DIRECTIONS FOR THIS TASK:
Reproduce each line of the following material exactly, omitting the images.

INPUT FOR THIS TASK:
■ ■ ■ ■
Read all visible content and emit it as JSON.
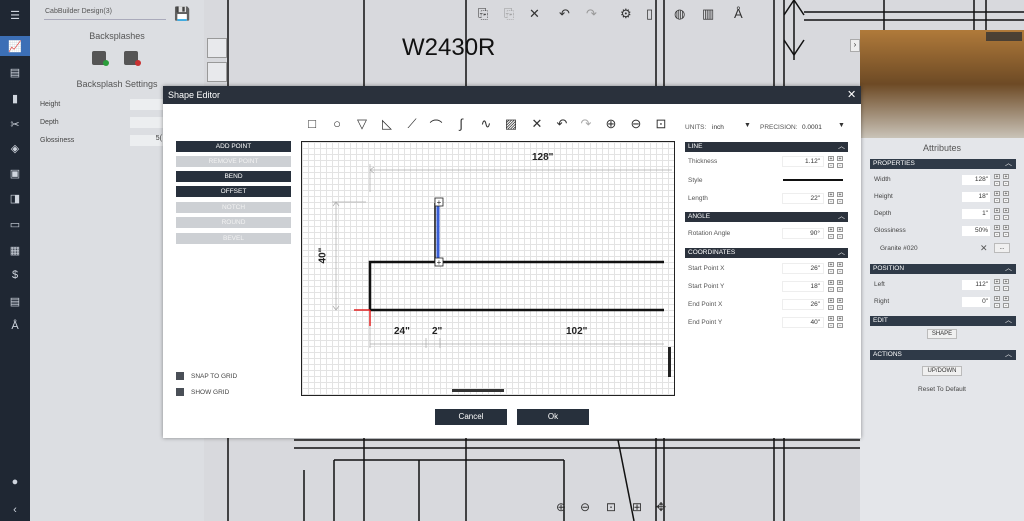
{
  "left_panel": {
    "design_name": "CabBuilder Design(3)",
    "backsplashes_title": "Backsplashes",
    "settings_title": "Backsplash Settings",
    "rows": [
      {
        "label": "Height",
        "value": ""
      },
      {
        "label": "Depth",
        "value": ""
      },
      {
        "label": "Glossiness",
        "value": "5("
      }
    ]
  },
  "canvas": {
    "big_label": "W2430R"
  },
  "modal": {
    "title": "Shape Editor",
    "side_buttons": [
      {
        "label": "ADD POINT",
        "enabled": true
      },
      {
        "label": "REMOVE POINT",
        "enabled": false
      },
      {
        "label": "BEND",
        "enabled": true
      },
      {
        "label": "OFFSET",
        "enabled": true
      },
      {
        "label": "NOTCH",
        "enabled": false
      },
      {
        "label": "ROUND",
        "enabled": false
      },
      {
        "label": "BEVEL",
        "enabled": false
      }
    ],
    "snap_to_grid": "SNAP TO GRID",
    "show_grid": "SHOW GRID",
    "dims": {
      "top": "128\"",
      "left": "40\"",
      "bottom_a": "24\"",
      "bottom_b": "2\"",
      "bottom_c": "102\""
    },
    "units_label": "UNITS:",
    "units_value": "inch",
    "precision_label": "PRECISION:",
    "precision_value": "0.0001",
    "line_section": "LINE",
    "thickness_label": "Thickness",
    "thickness_value": "1.12\"",
    "style_label": "Style",
    "length_label": "Length",
    "length_value": "22\"",
    "angle_section": "ANGLE",
    "rotation_label": "Rotation Angle",
    "rotation_value": "90°",
    "coords_section": "COORDINATES",
    "coords": [
      {
        "label": "Start Point X",
        "value": "26\""
      },
      {
        "label": "Start Point Y",
        "value": "18\""
      },
      {
        "label": "End Point X",
        "value": "26\""
      },
      {
        "label": "End Point Y",
        "value": "40\""
      }
    ],
    "cancel": "Cancel",
    "ok": "Ok"
  },
  "attributes": {
    "title": "Attributes",
    "properties": "PROPERTIES",
    "props": [
      {
        "label": "Width",
        "value": "128\""
      },
      {
        "label": "Height",
        "value": "18\""
      },
      {
        "label": "Depth",
        "value": "1\""
      },
      {
        "label": "Glossiness",
        "value": "50%"
      }
    ],
    "material": "Granite #020",
    "position": "POSITION",
    "pos": [
      {
        "label": "Left",
        "value": "112\""
      },
      {
        "label": "Right",
        "value": "0\""
      }
    ],
    "edit": "EDIT",
    "shape_btn": "SHAPE",
    "actions": "ACTIONS",
    "updown_btn": "UP/DOWN",
    "reset": "Reset To Default"
  }
}
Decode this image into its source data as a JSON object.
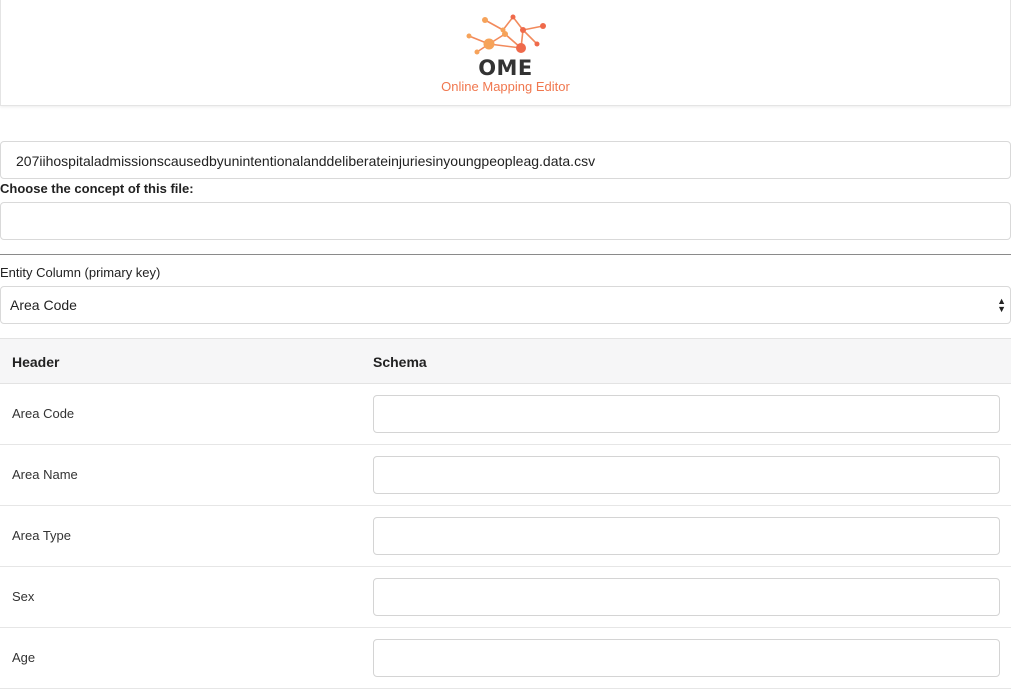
{
  "header": {
    "logo_icon": "network-graph-logo-icon",
    "brand_name": "OME",
    "brand_subtitle": "Online Mapping Editor",
    "accent_color": "#f0774e"
  },
  "file": {
    "name": "207iihospitaladmissionscausedbyunintentionalanddeliberateinjuriesinyoungpeopleag.data.csv"
  },
  "concept": {
    "label": "Choose the concept of this file:",
    "value": ""
  },
  "entity": {
    "label": "Entity Column (primary key)",
    "selected": "Area Code"
  },
  "table": {
    "headers": {
      "header": "Header",
      "schema": "Schema"
    },
    "rows": [
      {
        "label": "Area Code",
        "schema": ""
      },
      {
        "label": "Area Name",
        "schema": ""
      },
      {
        "label": "Area Type",
        "schema": ""
      },
      {
        "label": "Sex",
        "schema": ""
      },
      {
        "label": "Age",
        "schema": ""
      }
    ]
  }
}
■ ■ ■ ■
YOUR SOLUTION:
Read all visible content and emit it as JSON.
{
  "left_panel": {
    "design_name": "CabBuilder Design(3)",
    "backsplashes_title": "Backsplashes",
    "settings_title": "Backsplash Settings",
    "rows": [
      {
        "label": "Height",
        "value": ""
      },
      {
        "label": "Depth",
        "value": ""
      },
      {
        "label": "Glossiness",
        "value": "5("
      }
    ]
  },
  "canvas": {
    "big_label": "W2430R"
  },
  "modal": {
    "title": "Shape Editor",
    "side_buttons": [
      {
        "label": "ADD POINT",
        "enabled": true
      },
      {
        "label": "REMOVE POINT",
        "enabled": false
      },
      {
        "label": "BEND",
        "enabled": true
      },
      {
        "label": "OFFSET",
        "enabled": true
      },
      {
        "label": "NOTCH",
        "enabled": false
      },
      {
        "label": "ROUND",
        "enabled": false
      },
      {
        "label": "BEVEL",
        "enabled": false
      }
    ],
    "snap_to_grid": "SNAP TO GRID",
    "show_grid": "SHOW GRID",
    "dims": {
      "top": "128\"",
      "left": "40\"",
      "bottom_a": "24\"",
      "bottom_b": "2\"",
      "bottom_c": "102\""
    },
    "units_label": "UNITS:",
    "units_value": "inch",
    "precision_label": "PRECISION:",
    "precision_value": "0.0001",
    "line_section": "LINE",
    "thickness_label": "Thickness",
    "thickness_value": "1.12\"",
    "style_label": "Style",
    "length_label": "Length",
    "length_value": "22\"",
    "angle_section": "ANGLE",
    "rotation_label": "Rotation Angle",
    "rotation_value": "90°",
    "coords_section": "COORDINATES",
    "coords": [
      {
        "label": "Start Point X",
        "value": "26\""
      },
      {
        "label": "Start Point Y",
        "value": "18\""
      },
      {
        "label": "End Point X",
        "value": "26\""
      },
      {
        "label": "End Point Y",
        "value": "40\""
      }
    ],
    "cancel": "Cancel",
    "ok": "Ok"
  },
  "attributes": {
    "title": "Attributes",
    "properties": "PROPERTIES",
    "props": [
      {
        "label": "Width",
        "value": "128\""
      },
      {
        "label": "Height",
        "value": "18\""
      },
      {
        "label": "Depth",
        "value": "1\""
      },
      {
        "label": "Glossiness",
        "value": "50%"
      }
    ],
    "material": "Granite #020",
    "position": "POSITION",
    "pos": [
      {
        "label": "Left",
        "value": "112\""
      },
      {
        "label": "Right",
        "value": "0\""
      }
    ],
    "edit": "EDIT",
    "shape_btn": "SHAPE",
    "actions": "ACTIONS",
    "updown_btn": "UP/DOWN",
    "reset": "Reset To Default"
  }
}
Decode this image into its source data as a JSON object.
{
  "header": {
    "logo_icon": "network-graph-logo-icon",
    "brand_name": "OME",
    "brand_subtitle": "Online Mapping Editor",
    "accent_color": "#f0774e"
  },
  "file": {
    "name": "207iihospitaladmissionscausedbyunintentionalanddeliberateinjuriesinyoungpeopleag.data.csv"
  },
  "concept": {
    "label": "Choose the concept of this file:",
    "value": ""
  },
  "entity": {
    "label": "Entity Column (primary key)",
    "selected": "Area Code"
  },
  "table": {
    "headers": {
      "header": "Header",
      "schema": "Schema"
    },
    "rows": [
      {
        "label": "Area Code",
        "schema": ""
      },
      {
        "label": "Area Name",
        "schema": ""
      },
      {
        "label": "Area Type",
        "schema": ""
      },
      {
        "label": "Sex",
        "schema": ""
      },
      {
        "label": "Age",
        "schema": ""
      }
    ]
  }
}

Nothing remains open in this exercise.